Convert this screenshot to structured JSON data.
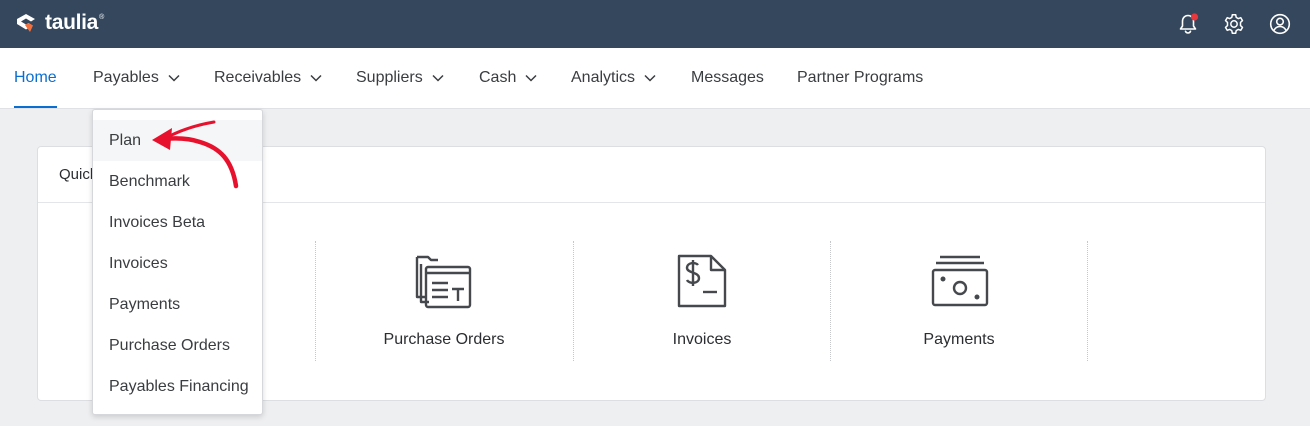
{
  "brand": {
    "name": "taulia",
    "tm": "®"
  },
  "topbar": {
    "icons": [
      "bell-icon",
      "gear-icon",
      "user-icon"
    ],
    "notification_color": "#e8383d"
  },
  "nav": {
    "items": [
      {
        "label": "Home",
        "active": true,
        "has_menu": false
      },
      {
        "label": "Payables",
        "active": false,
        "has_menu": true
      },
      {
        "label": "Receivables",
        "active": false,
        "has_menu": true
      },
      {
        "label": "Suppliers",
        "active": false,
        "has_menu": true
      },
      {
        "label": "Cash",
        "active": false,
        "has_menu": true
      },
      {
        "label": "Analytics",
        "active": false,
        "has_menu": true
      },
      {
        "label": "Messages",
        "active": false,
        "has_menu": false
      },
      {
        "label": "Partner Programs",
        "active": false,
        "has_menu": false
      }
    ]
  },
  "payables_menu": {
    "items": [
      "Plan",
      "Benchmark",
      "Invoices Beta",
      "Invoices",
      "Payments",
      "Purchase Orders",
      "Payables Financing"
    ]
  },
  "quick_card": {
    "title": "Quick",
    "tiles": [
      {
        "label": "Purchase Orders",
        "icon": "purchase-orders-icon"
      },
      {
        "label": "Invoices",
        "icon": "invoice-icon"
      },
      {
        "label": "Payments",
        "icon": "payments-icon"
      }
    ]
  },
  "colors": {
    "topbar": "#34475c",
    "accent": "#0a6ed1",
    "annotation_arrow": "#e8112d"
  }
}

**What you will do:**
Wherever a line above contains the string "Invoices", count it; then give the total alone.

**Exercise output:**
3